The Internal Revenue Service has been accused of discriminating against certain groups that applied for tax-exempt status under the 501(c)(4) section of the Internal Revenue Code during the last presidential election campaign.
But why is there a section 501(c)(4) designation under the Internal Revenue Code? It is designed to reward "civic leagues or organizations not organized for profit but organized exclusively for promotion of social welfare." This is in keeping with the belief that organizations beneficial to society as a whole (churches, for example) deserve to be encouraged and promoted with favorable tax treatment. In the year of 1959, the meaning of "social welfare organization" was changed in a fundamental way. "To qualify for 501(c)(4) tax-exempt status an organization must operate primarily to further the common good and general welfare of the community. Note the change from the word "exclusively" to the word "primarily."

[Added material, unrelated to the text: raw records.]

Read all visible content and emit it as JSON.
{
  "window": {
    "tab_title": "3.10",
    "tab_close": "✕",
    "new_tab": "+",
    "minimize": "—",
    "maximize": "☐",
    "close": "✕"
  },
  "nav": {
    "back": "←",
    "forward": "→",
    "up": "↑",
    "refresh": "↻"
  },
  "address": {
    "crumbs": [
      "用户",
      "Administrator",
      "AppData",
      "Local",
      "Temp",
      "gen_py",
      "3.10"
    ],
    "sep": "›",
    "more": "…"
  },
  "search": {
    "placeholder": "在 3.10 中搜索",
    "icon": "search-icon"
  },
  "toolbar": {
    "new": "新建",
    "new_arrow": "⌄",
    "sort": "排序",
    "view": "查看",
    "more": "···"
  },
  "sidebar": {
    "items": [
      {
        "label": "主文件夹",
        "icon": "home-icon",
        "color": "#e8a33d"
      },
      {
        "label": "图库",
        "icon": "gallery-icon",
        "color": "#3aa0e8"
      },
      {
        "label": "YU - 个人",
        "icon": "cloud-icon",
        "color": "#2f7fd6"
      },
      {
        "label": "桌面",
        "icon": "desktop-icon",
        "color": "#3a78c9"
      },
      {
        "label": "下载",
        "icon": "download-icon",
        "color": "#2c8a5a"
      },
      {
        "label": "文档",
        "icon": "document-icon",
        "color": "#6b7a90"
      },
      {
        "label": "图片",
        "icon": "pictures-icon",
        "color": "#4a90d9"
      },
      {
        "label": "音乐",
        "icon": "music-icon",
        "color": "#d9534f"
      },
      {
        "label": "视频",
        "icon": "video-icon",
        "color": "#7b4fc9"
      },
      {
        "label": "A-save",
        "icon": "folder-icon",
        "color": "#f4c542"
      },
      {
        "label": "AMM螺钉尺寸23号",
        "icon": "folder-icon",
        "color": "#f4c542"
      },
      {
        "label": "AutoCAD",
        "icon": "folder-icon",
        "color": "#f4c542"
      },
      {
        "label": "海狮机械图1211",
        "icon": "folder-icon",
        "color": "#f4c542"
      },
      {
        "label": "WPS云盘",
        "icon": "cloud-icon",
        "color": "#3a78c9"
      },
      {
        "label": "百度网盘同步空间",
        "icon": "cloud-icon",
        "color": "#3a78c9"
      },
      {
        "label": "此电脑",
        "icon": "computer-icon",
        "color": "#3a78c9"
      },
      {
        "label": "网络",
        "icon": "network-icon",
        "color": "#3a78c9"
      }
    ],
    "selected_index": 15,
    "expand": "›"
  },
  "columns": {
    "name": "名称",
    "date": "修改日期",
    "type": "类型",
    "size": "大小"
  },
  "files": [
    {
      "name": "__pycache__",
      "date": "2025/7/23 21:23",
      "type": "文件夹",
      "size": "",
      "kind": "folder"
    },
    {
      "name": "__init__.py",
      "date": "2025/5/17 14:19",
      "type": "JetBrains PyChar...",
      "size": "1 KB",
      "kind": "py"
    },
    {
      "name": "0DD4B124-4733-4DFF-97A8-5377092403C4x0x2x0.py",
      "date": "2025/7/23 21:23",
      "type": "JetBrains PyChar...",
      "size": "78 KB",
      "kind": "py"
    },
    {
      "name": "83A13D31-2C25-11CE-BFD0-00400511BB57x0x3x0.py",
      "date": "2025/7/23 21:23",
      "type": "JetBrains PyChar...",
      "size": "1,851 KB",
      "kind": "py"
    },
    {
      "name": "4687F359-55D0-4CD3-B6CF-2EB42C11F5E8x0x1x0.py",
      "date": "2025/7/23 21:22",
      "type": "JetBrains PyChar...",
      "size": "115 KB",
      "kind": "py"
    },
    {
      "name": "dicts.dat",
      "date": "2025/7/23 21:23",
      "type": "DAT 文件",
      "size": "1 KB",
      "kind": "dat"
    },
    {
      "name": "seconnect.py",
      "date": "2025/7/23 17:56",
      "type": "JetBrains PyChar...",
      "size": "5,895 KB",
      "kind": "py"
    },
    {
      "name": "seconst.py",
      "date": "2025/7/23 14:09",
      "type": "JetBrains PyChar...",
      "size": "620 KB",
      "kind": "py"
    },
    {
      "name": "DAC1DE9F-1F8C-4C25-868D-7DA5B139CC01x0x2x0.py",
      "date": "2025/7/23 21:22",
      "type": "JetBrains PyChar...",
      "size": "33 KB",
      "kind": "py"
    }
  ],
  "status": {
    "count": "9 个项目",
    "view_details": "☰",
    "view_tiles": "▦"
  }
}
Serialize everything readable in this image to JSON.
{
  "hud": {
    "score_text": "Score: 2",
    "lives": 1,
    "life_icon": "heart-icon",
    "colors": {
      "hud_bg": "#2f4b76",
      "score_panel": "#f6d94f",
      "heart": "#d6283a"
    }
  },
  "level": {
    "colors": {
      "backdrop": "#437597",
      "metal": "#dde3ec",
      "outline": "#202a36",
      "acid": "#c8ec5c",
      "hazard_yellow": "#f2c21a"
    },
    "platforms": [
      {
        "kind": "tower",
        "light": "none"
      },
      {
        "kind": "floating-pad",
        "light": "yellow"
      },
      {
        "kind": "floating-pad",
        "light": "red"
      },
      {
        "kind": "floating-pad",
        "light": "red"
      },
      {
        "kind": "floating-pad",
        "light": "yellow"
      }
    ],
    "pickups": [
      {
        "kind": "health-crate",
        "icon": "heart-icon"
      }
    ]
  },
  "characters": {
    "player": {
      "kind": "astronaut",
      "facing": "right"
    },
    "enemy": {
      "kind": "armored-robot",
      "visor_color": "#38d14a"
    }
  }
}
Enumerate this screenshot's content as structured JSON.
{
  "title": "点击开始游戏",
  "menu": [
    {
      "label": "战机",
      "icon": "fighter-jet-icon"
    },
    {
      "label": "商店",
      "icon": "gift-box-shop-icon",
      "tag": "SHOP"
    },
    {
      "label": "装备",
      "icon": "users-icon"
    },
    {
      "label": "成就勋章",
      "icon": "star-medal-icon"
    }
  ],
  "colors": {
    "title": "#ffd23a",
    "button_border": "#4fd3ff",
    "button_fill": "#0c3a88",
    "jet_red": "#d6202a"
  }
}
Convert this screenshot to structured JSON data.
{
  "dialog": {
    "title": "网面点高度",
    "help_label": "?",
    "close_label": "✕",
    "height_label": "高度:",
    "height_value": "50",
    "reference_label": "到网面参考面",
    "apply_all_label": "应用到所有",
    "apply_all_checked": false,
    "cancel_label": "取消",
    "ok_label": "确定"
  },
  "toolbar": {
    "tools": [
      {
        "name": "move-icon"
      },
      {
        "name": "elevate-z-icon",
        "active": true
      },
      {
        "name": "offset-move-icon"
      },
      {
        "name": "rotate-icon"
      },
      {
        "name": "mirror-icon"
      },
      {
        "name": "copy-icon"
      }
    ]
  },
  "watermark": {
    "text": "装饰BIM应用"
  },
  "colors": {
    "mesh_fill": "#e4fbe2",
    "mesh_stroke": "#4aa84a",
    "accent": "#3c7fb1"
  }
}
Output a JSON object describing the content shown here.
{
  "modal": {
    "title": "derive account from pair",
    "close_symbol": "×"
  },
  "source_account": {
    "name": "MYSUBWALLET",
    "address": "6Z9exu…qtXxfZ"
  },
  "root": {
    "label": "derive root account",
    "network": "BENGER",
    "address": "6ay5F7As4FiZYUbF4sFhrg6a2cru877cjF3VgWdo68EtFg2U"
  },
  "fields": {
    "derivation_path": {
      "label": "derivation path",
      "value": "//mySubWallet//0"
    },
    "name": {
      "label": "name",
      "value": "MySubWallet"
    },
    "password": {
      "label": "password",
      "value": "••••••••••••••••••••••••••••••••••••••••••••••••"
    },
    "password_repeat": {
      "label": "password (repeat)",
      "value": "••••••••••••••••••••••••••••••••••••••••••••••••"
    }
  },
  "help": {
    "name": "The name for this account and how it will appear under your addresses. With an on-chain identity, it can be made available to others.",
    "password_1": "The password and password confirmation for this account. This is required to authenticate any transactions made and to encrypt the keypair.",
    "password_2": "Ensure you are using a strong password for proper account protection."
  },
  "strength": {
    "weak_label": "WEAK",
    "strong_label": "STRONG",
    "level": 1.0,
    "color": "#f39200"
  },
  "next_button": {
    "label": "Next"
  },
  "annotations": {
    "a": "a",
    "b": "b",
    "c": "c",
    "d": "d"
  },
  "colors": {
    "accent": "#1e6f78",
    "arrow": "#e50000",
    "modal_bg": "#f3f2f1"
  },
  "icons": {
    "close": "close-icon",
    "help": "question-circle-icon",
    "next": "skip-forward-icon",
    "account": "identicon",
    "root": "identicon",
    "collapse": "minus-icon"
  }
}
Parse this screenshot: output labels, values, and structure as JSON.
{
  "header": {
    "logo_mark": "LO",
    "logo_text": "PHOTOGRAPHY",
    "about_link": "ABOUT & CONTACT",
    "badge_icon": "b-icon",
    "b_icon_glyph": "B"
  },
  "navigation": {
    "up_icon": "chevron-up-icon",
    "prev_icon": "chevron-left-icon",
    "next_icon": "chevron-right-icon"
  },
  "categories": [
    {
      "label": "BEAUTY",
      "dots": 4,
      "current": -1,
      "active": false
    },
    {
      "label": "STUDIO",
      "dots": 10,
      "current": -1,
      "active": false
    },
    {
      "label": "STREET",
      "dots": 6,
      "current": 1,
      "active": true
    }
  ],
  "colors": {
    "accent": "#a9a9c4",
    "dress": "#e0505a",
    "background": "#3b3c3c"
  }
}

To qualify for this tax-privileged status, the group may not spend 51 percent or more of its operating budget to pursue political objectives. But when can the pursuit of a political outcome be said to also promote the welfare of society? And when is an organization promoting the benefit of society primarily, rather than merely incidentally or occasionally? These are questions that make the law open to interpretation depending upon a person's political outlook.
The Citizens United decision by the Supreme Court created an explosion of political organizations requesting tax-exempt status under section 501(c)(4). Organizations at either end of the spectrum were begun exclusively to promote or attack political candidates. Yet they still applied for tax-exempt status as 501(c)(4) social welfare organizations.
Now, we might well ask why it is important to make a clear distinction between social welfare and political groups. Here's the reason: if an organization is given tax exempt status we, the tax payers of the United States, indirectly underwrite the operating costs of that organization. We tell that group that it can generate income that is never taxed and use that income for its own purposes. We foster the goals and objectives of the group by indirectly paying its expenses. Thus it is terribly important that we, as a society, identify groups that do and do not deserve this favorable tax treatment.
The Citizens United Decision opened the floodgates to tons of new groups requesting tax-exempt status. The IRS was clearly taken off guard because of the massive influx of tax returns applying for the 501(c)(4) designation. Thus it became necessary to employ a set of "red flags" to identify groups more likely to have a political purpose as opposed to those intended to promote community welfare. A "red flag", as you know, is simply an indicator that the return in question deserves some additional attention. For example, including a home office deduction in a return is a "red flag."
The flagging of a return for greater scrutiny is simply a way of screening out those returns that are marginally likely not to deserve the favorable tax treatment that is requested.
The IRS knows it cannot possibly honor every request for tax-exempt status. So it has to have a way of selecting out those returns most likely to be fraudulent. Every person who did not sleep through the last presidential campaign knows that organizations with "Tea Party" in their names exist to further the election of conservative Republican candidates and to defeat congressional legislation introduced by Democrats like the Affordable Care Act ("Obamacare"). No reasonable interpretation of the law would allow tax-exempt status to any such group with such an obvious political purpose. No fair-minded person would argue that Crossroads GPS, Karl Rove's political action group to elect Mit Romney, deserved tax-exempt status as a social welfare organization.
Nor would any reasonable person give such privileged tax treatment to Organizing for America, the PAC created to re-elect President Obama. This ought to be obvious. But here's the crux of the matter: the name of an organization may sometimes provide a useful clue as to whether or not it exists for a political purpose. That's the "red flag." The words "Tea Party" and "Patriot" are tipoffs that might lead a reasonable person to suspect that the organization exists to pursue a conservative Republican political agenda and not a social welfare purpose.
So here we have IRS agents merely attempting to do their job. They were caught quite by surprise after the Citizens United decision by the huge number of returns seeking 501(c)(4) tax-exempt treatment. In some cases it there might have been legitimate disagreement over whether such an organization exists for a political purpose rather than for the benefit of society. In some cases IRS agents simply used the name of a group to select its tax return for more careful examination because prior experience told them that this likely indicated a fraudulent return.
What we are being told now is that it would have been reasonable for these Tea Party groups to sail through the approval process without any greater attention at all. We are being told that IRS agents should ignore the likelihood of a fraudulent return simply because all returns should be treated equally.
We are told that "red flags" should be disregarded for the sake of impartiality, even if the organization is seeking a tax-privileged status it probably does not deserve.
Here is the sad irony in this whole episode: in the future the IRS may be terrified of setting off a political firestorm by auditing groups it suspects of tax cheating. As a result, groups with known political purposes may be subsidized by the American taxpayer even though this is contrary to common sense and contrary to the intent of the law.
It is my view that this so-called scandal has absolutely nothing to do with either the present Congress or President, and should not be used to make a political point for or against either party.
Alan Ruben, M.D., is a resident of Wheeling